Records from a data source

####################

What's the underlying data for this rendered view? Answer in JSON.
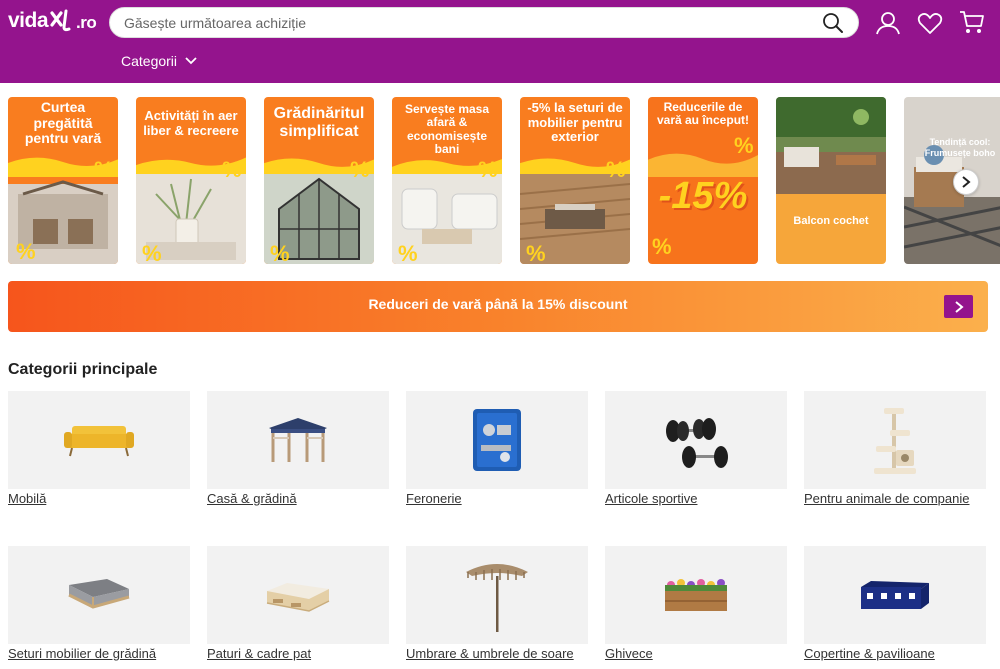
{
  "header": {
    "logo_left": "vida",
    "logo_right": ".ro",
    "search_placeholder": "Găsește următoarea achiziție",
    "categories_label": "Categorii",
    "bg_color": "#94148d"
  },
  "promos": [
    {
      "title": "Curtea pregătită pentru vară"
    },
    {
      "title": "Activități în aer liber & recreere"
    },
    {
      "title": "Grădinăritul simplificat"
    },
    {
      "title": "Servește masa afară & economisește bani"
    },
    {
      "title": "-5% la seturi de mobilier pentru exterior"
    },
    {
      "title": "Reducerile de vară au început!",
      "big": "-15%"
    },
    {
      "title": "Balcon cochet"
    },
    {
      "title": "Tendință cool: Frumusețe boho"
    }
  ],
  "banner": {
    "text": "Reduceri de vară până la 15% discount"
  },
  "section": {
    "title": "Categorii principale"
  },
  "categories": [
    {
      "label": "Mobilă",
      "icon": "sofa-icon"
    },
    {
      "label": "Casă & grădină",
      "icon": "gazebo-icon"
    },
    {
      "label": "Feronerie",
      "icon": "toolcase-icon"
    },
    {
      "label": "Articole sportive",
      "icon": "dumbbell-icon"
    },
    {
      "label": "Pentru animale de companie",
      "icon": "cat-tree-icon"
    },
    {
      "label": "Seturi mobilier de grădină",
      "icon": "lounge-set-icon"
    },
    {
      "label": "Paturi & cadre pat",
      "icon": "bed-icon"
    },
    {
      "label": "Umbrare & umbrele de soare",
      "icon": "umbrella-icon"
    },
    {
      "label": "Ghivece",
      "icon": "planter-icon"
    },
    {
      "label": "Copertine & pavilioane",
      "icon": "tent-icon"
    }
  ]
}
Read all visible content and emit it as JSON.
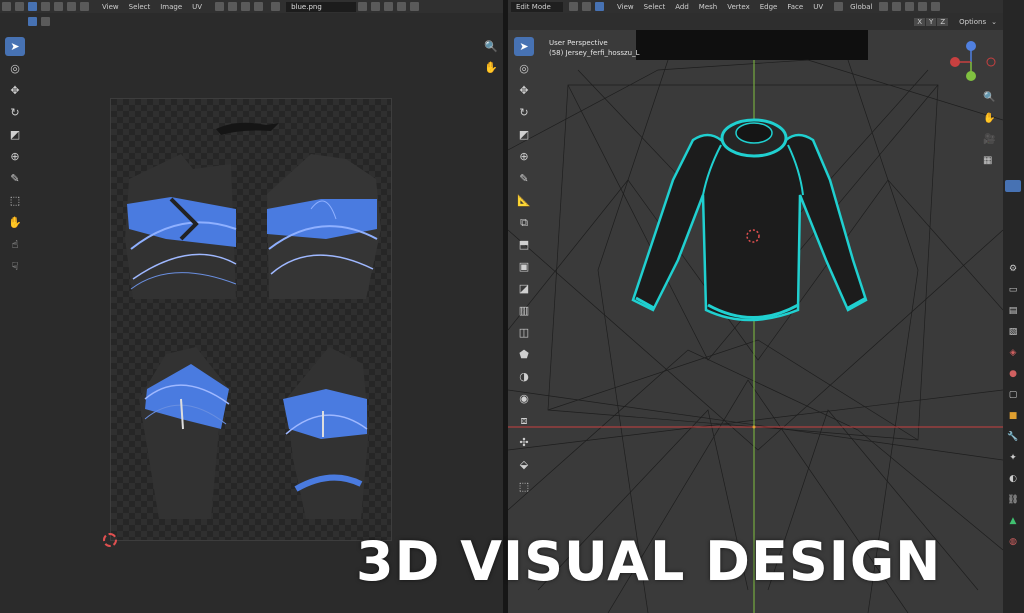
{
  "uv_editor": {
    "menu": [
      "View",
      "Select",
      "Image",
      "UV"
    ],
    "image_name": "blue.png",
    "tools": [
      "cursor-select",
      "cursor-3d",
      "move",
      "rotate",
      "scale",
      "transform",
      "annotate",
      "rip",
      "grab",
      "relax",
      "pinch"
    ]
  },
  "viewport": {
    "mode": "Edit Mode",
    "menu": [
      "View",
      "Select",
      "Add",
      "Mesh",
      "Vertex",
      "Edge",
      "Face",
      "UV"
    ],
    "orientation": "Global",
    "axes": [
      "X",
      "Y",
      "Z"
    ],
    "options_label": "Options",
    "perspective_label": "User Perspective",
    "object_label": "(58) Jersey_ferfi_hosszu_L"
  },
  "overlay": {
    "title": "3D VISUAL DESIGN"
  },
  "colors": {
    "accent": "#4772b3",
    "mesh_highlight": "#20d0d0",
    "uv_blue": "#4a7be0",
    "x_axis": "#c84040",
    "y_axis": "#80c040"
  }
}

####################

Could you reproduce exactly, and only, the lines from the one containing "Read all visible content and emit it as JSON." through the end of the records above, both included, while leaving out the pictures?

Your response:
Read all visible content and emit it as JSON.
{
  "uv_editor": {
    "menu": [
      "View",
      "Select",
      "Image",
      "UV"
    ],
    "image_name": "blue.png",
    "tools": [
      "cursor-select",
      "cursor-3d",
      "move",
      "rotate",
      "scale",
      "transform",
      "annotate",
      "rip",
      "grab",
      "relax",
      "pinch"
    ]
  },
  "viewport": {
    "mode": "Edit Mode",
    "menu": [
      "View",
      "Select",
      "Add",
      "Mesh",
      "Vertex",
      "Edge",
      "Face",
      "UV"
    ],
    "orientation": "Global",
    "axes": [
      "X",
      "Y",
      "Z"
    ],
    "options_label": "Options",
    "perspective_label": "User Perspective",
    "object_label": "(58) Jersey_ferfi_hosszu_L"
  },
  "overlay": {
    "title": "3D VISUAL DESIGN"
  },
  "colors": {
    "accent": "#4772b3",
    "mesh_highlight": "#20d0d0",
    "uv_blue": "#4a7be0",
    "x_axis": "#c84040",
    "y_axis": "#80c040"
  }
}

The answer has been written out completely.